Most recently, RWJ moved to dismiss CarePoint’s complaint arguing that CarePoint had not adequately alleged a conspiracy or attempted monopoly, or adequately alleged antitrust injury.  RWJ’s motion was denied.

The conduct alleged by CarePoint involved an “intertwined web of schemes … involving serial acquisitions of competing hospitals and health care providers, as well as of the real estate necessary to operate competing hospitals,” all with the intent of putting CarePoint’s hospitals out-of-business.

Among other things, CarePoint alleges that RWJ entered the Hudson County acute care market by opening a satellite emergency medical service in Bayonne, New Jersey with the aid of enhanced reimbursement from Horizon Blue Cross and then steered patients and physicians away from CarePoint with the intent of putting CarePoint out-of-business. Prior to the opening of that emergency service, CarePoint operated the sole emergency service in the area.

The complaint further alleges that RWJ engaged in bad faith when it entered into certain letter of intent discussions with CarePoint for the possible sale of Christ Hospital and Hoboken Medical all with the intent of obtaining certain confidential and proprietary information.

Shaw et. al. v. Advocate Aurora Health, Inc. and Advocate Health Care, Inc.

A class action lawsuit was filed on February 5, 2024 on behalf of a purported class of commercial health plan purchasers (“Plaintiffs”) against Wisconsin-based Aurora Health Care, Inc. and Advocate Aurora Health, Inc. (collectively “AAH”) alleging that AAH has engaged in anticompetitive methods to restrain trade and abuse its market dominance for the purpose of foreclosing competition and extracting unreasonably high prices from Wisconsin commercial health plans and their members.

The Plaintiffs allege that AHA’s activities and operations constitute unlawful monopolization and attempted monopolization in violation of Sections 1 and 2 of the Sherman Act and monopolization, attempted monopolization and restraint of trade under Wisconsin antitrust laws.
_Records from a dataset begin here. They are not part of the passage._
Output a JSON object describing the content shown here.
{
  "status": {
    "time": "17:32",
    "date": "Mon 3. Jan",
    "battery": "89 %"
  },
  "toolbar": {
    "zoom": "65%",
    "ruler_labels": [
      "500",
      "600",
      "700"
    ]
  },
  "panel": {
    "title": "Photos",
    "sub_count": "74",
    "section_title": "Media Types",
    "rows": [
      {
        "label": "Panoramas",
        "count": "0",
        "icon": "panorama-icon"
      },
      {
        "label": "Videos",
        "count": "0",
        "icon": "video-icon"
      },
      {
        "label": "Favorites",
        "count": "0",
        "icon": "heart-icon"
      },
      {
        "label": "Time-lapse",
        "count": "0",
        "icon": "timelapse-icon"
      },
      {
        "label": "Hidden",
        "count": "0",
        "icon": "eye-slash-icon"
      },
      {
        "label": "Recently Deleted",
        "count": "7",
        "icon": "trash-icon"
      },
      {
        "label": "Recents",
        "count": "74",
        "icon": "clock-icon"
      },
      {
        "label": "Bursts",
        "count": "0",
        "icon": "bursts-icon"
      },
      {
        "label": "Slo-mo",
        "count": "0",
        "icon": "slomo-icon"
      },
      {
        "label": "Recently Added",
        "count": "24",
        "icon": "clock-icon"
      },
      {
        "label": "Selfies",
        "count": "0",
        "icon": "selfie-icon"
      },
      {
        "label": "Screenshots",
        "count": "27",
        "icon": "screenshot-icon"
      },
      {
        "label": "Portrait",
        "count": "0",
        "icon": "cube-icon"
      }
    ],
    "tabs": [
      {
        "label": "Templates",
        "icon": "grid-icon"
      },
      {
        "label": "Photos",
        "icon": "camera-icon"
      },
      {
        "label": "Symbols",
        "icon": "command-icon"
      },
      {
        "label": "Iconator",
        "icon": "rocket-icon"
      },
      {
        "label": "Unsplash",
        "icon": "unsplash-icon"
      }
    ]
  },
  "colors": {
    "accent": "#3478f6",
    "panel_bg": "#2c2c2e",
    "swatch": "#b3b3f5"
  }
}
According to the complaint, these abuses include unlawfully forcing commercial health plans to include in their networks all of AAH’s “overpriced facilities” even if they would rather include only some (illegal tying), and aggressively blocking commercial health plans from directing their members to higher value care at non-AAH facilities (illegal anti-tiering).
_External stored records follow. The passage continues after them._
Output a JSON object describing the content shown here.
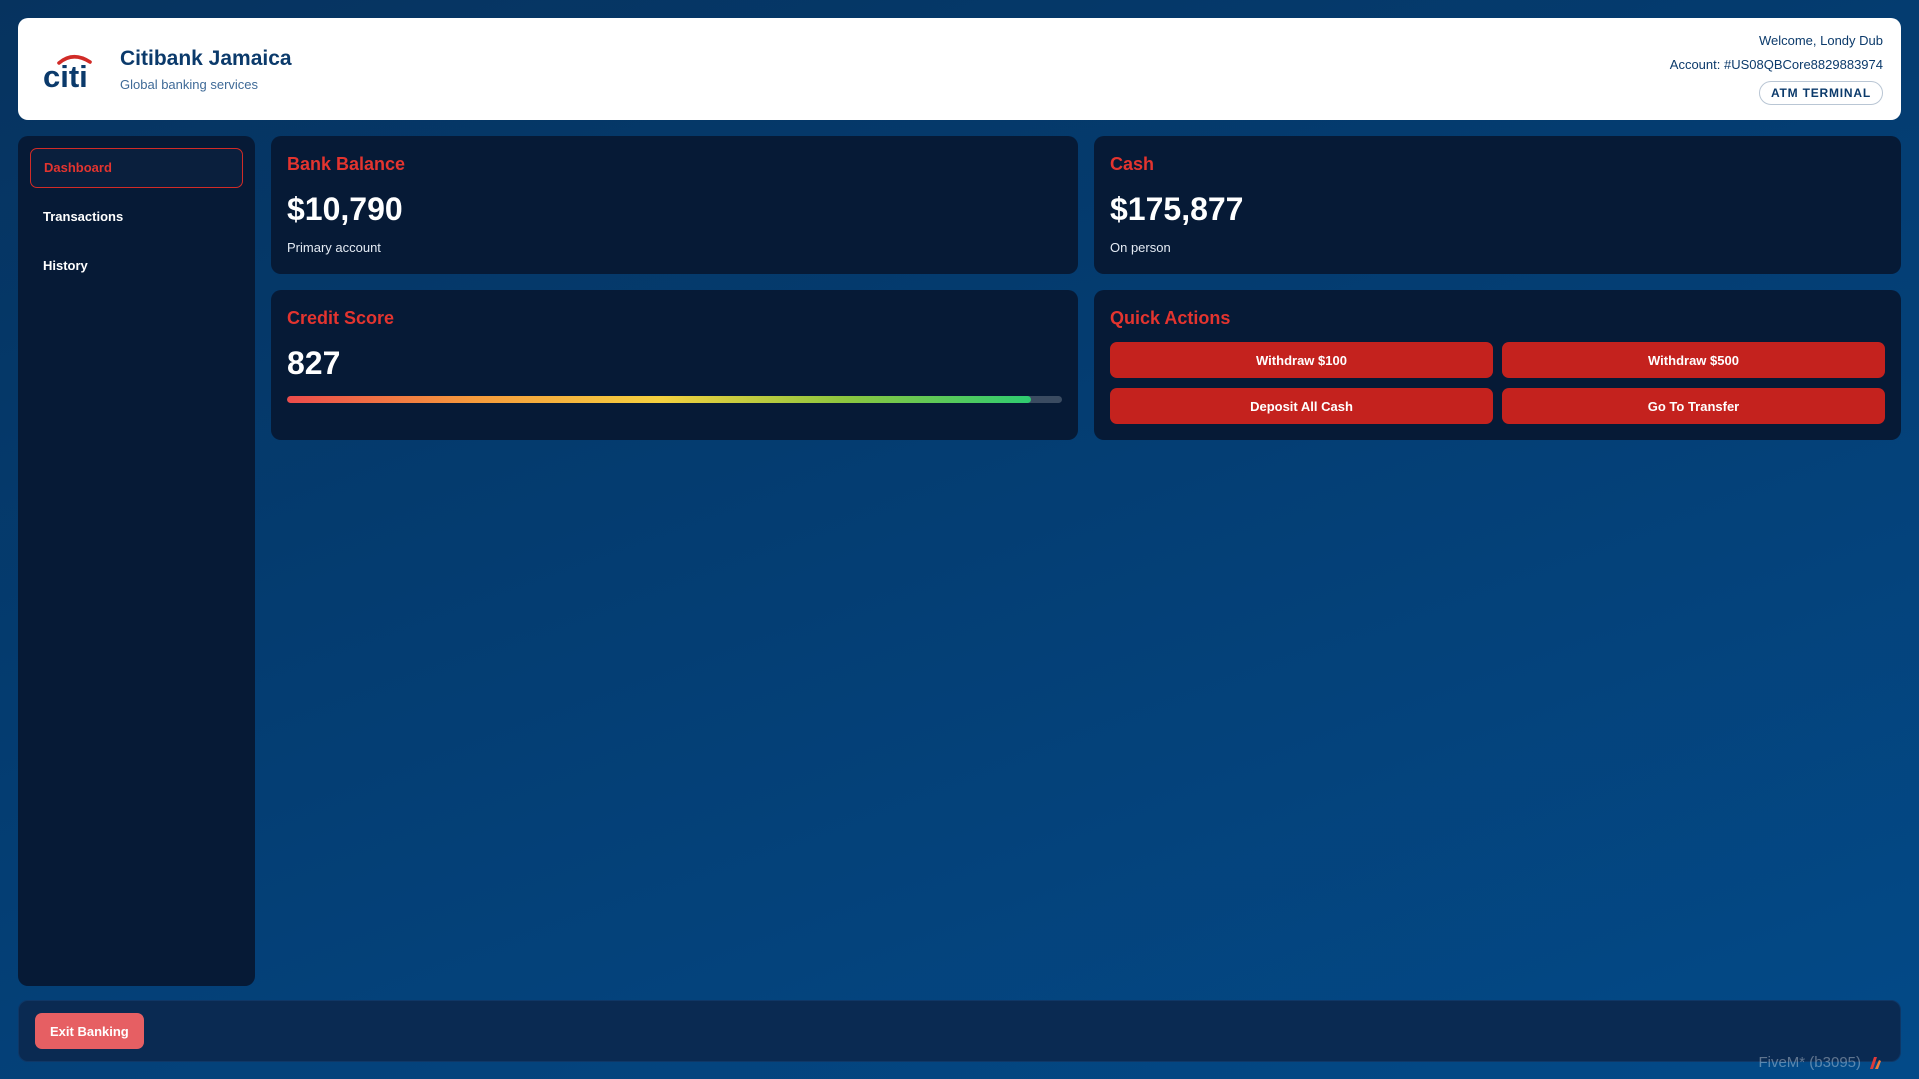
{
  "header": {
    "bank_name": "Citibank Jamaica",
    "tagline": "Global banking services",
    "welcome": "Welcome, Londy Dub",
    "account": "Account: #US08QBCore8829883974",
    "terminal_badge": "ATM TERMINAL",
    "logo_icon": "citi-logo",
    "logo_colors": {
      "text": "#0b3a6b",
      "arc": "#d12b27"
    }
  },
  "sidebar": {
    "items": [
      {
        "label": "Dashboard",
        "active": true
      },
      {
        "label": "Transactions",
        "active": false
      },
      {
        "label": "History",
        "active": false
      }
    ]
  },
  "cards": {
    "balance": {
      "title": "Bank Balance",
      "value": "$10,790",
      "subtitle": "Primary account"
    },
    "cash": {
      "title": "Cash",
      "value": "$175,877",
      "subtitle": "On person"
    },
    "credit": {
      "title": "Credit Score",
      "value": "827",
      "score_fraction": 0.96
    },
    "actions": {
      "title": "Quick Actions",
      "buttons": [
        "Withdraw $100",
        "Withdraw $500",
        "Deposit All Cash",
        "Go To Transfer"
      ]
    }
  },
  "footer": {
    "exit_label": "Exit Banking"
  },
  "watermark": {
    "text": "FiveM* (b3095)",
    "icon": "fivem-icon"
  },
  "colors": {
    "accent": "#e3342f",
    "button": "#c4221e",
    "exit_button": "#e65f63",
    "card_bg": "#061a36"
  }
}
According to the Plaintiffs, (i) AAH is the largest hospital system in Wisconsin and the dominant hospital system in Eastern Wisconsin; (ii) AAH built its substantial market power through acquisitions, aggressive contracting and negotiating, and other anticompetitive tactics; and (iii) AAH’s market power is manifested in its ownership of specific “must-have” facilities, its ownership of specialty facilities, its overall market share, and its ability to control prices.

The complaint alleges that AAH has gone to “extraordinary lengths” to suppress innovative insurance products such as tiered plans that would reduce costs for commercial health plans and their members. It also alleges that AAH has used a combination of acquisitions, referral restraints, noncompetes and “gag” clauses to suppress competition from other health care providers and expand its monopoly over acute inpatient hospital services into other separate markets where it has less market share thereby enabling it to charge supra-competitive prices.

The Plaintiffs assert that the supra-competitive prices AAH extracts from Wisconsin commercial health plans are in turn passed on to their members in the form of higher premium payments, and members directly pay AAH higher deductible, copay, and coinsurance amounts, resulting in rising health care costs.

AAH filed an answer to the complaint on March 21  in which it, among other things, denied that there has been any violation of federal or state antitrust laws and asserted affirmative defenses.

Next up:  Part II discussing the public inquiry recently opened up by the Agencies, along with some state initiatives, and the continuing constitutional challenges to the FTC’s enforcement authority.

[1] The hypothetical monopolist test asks whether a hypothetical monopolist of a proposed geographic market likely could impose a small but significant, non-transitory increase in price, generally defined to mean at least five percent.